“Eliminating food insecurity on our UC Davis campus continues to be a major area of ​​concern and Yolo Food Bank’s strong partnership has been essential in this pursuit,” said UC Davis Chancellor Gary S. May. “The food assistance service that Yolo Food Bank provides at ASUCD The Pantry, Aggie Compass Basic Needs Center and Solano Park Pantry is essential to supporting the health and academic success of our students. Our partnership continues to evolve with an upcoming food distribution debuting on the UC Davis Campus Quad in a few weeks.

“The conversation about food security in Yolo County must go beyond simple calorie distribution, to address the role of nutrition in improving people’s overall lives, individual health in particular,” said added Bisch. “Until plentiful, nutritious, and culturally appropriate food is always available to all residents of Yolo County, food equity will remain elusive.”

Robb Davis, public policy leader in community health and nutrition, former mayor of Davis, joined Yolo Food Bank last spring as the organization’s first-ever chief impact and innovation officer, adding a structure to these efforts. Also in 2021, Yolo Food Bank organized and hosted the first Food For Fairness Summit, joined plans for the new Yolo Food Hub initiative to better connect local farm workers to the very foods they help grow, contributed to Valley Vision’s “2021” Sacramento Region Food System Action Plan, and continued a so far unsuccessful attempt at a sustainably funded surplus edible food salvage program with local jurisdictions, in accordance with the requirements of Senate Bill 1383.

“As part of our 2021 Regional Action Plan, we look forward to working with Yolo Food Bank to increase the resilience of our local food system,” said Valley Vision CEO Evan Schmidt. “Our recent Food System Resilience Survey showed that self-reported food insecurity was higher here than the average for the United States as a whole, with disparities existing between racial and economic criteria and between groups of people. age, emphasizing the importance of food equity initiatives.”

Amassing sufficient fiscal resources is the biggest challenge to Yolo Food Bank’s ability to execute on its new mission and realize the results inspired by the vision, according to Bisch.

“Over 90% of Yolo Food Bank’s annual funding depends on generous individuals and businesses in the community who believe in the impact of our mission and its potential for tremendous results,” Bisch said. “The one-time government funding we received earlier in the pandemic has dried up, and no other government funding has yet been allocated to replace it.”

“As a result, in 2022, we look to investing the generous contributions of our donors in the food equity work of our new mission and vision, setting aside the state-mandated activities that are the responsibility of local governments to fund and execute, such as SB 1383 Edible Food Recovery.The Yolo Food Bank is to focus on promoting the healthy outcomes that all local residents deserve, thereby improving their quality of life.

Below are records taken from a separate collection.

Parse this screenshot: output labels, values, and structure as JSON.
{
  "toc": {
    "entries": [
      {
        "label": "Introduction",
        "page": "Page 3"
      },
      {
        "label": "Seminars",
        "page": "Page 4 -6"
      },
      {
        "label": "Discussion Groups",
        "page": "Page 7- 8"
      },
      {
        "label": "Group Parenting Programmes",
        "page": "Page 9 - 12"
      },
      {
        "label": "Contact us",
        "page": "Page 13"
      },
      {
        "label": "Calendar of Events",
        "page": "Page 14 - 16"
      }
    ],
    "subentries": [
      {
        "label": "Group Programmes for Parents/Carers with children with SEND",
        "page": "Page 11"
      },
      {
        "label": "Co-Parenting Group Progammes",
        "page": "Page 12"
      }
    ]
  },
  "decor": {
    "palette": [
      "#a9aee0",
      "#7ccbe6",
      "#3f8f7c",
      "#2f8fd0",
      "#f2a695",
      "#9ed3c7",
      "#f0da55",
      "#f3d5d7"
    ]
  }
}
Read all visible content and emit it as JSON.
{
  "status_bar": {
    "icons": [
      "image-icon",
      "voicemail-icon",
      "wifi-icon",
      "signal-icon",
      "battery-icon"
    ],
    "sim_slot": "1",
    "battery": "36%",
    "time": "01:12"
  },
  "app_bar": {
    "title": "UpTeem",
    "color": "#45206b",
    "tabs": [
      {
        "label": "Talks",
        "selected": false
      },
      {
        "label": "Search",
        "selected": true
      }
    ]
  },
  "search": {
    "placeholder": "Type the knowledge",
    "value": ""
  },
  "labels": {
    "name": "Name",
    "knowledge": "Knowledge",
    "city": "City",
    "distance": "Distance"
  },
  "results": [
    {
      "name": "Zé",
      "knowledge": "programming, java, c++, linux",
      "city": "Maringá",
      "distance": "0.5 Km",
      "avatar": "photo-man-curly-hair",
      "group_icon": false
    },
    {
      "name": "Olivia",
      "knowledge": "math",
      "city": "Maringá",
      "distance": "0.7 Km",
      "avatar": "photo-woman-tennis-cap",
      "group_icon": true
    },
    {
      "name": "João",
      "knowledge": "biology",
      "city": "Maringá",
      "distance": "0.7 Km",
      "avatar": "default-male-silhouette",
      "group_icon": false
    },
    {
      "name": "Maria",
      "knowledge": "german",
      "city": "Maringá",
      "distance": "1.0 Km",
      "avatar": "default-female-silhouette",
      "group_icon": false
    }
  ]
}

“We believe that good health involves more than just medical services. Better nutrition absolutely plays a role in overall health and well-being,” said Tammy Powers, Acting Executive Director of Sutter Davis Hospital. “It is extremely important for us to work with community organizations such as Yolo Food Bank who are committed to addressing the systemic issues that lead to food insecurity and poor individual health. Through its strong nonprofit partner organization program, Yolo Food Bank can help increase its own capacity, as well as the capacity of more than 80 nonprofit organizations that access their facility’s food and resources.

Yolo Food Bank has 50 years of experience alleviating poverty in Yolo County. To learn more about access to food countywide, or to provide funds or volunteer time, visit